- 2 tbsp olive oil
- 1 red onion
- 1 leek
- 3 cloves garlic (or 2 tsp ready-chopped garlic from a jar or tube)
- 1 large carrot
- 2 sticks celery
- 1 red pepper
- 400 g tin borlotti beans
- 400 g tin cannellini beans
- 500 g passata
- 250 ml water
- 1 tsp vegetable stock powder
- 1 tsp dried oregano (and/or dried thyme)
- 1 tsp brown sugar (or maple syrup, date syrup or agave)
- 1 tbsp balsamic vinegar (optional)
- handful baby spinach or curly kale
To make on the hob / stovetop:
- Heat the olive oil in a deep lidded frying pan or casserole.
- Finely chop the onion and leek and cook gently for 3-4 minutes until starting to soften.
- Meanwhile, peel and finely chop the carrot, trim and chop the celery, and peel and crush the garlic cloves. Add to the pan and cook for a further 2-3 minutes.
- Trim and slice the red pepper and add to the pan. Season well with salt and black pepper.
- Drain and rinse the borlotti beans and cannellini beans, and tip both into the pan.
- Add the passata and water (you can just refill the empty passata carton half way with water, to save measuring this separately). Then add the stock powder, oregano, brown sugar and balsamic vinegar. Bring to the boil then cover with a lid and simmer for 20 minutes.
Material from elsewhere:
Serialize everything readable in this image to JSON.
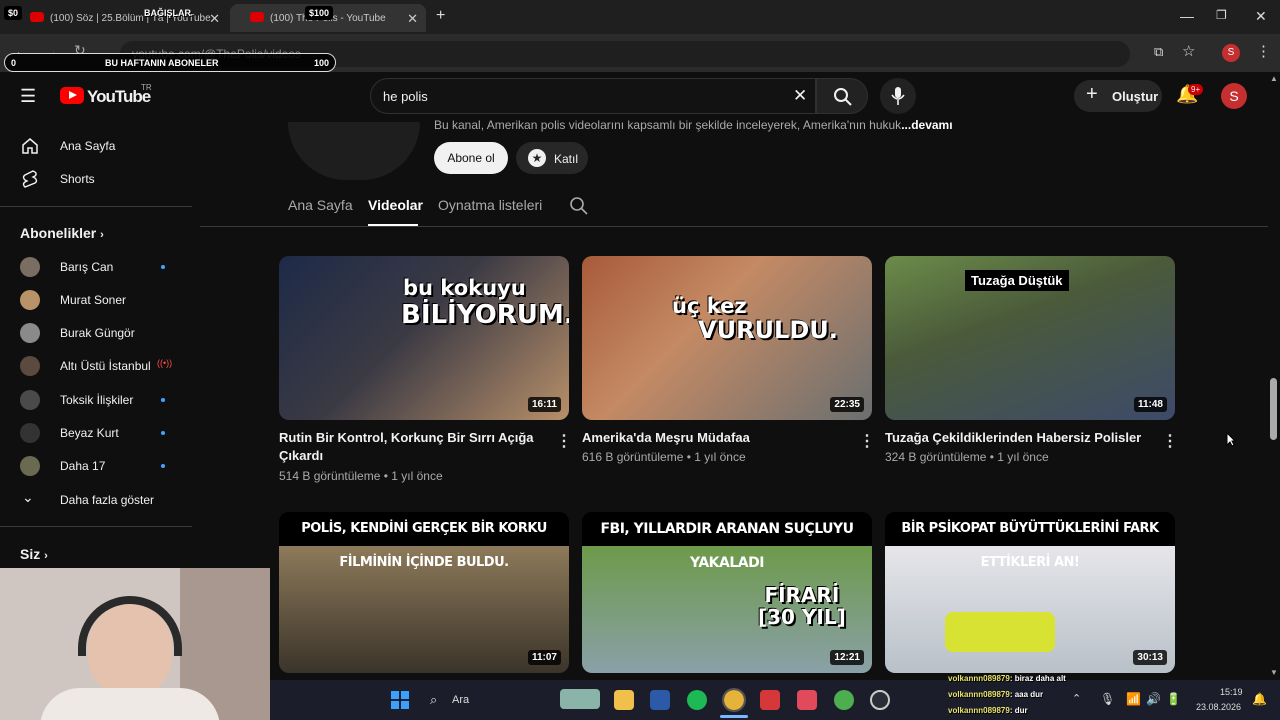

Remove the lid and simmer for a further 10 minutes or until the sauce has reduced and is thick and glossy.
- Remove any thick stalks from the spinach or kale, then stir through the stew for the last two minutes of cooking. Taste and adjust seasoning if required. Serve with steamed green vegetables or a crisp side salad and sourdough bread.
To make in a slow cooker:
- Follow instructions 1-4 above, then tip the softened vegetables into your slow-cooker.
- Drain and rinse the tinned beans and add to the slow-cooker, followed by the passata, water, stock powder, oregano, brown sugar and balsamic vinegar.
- Cook on high for 3-4 hours or on low for 5-6 hours, adding the spinach or kale as above for the last 10 minutes of cooking time. Taste and adjust seasoning as required.
I'm linking this post with the CookBlogShare challenge hosted this week by Sisley at Sew White.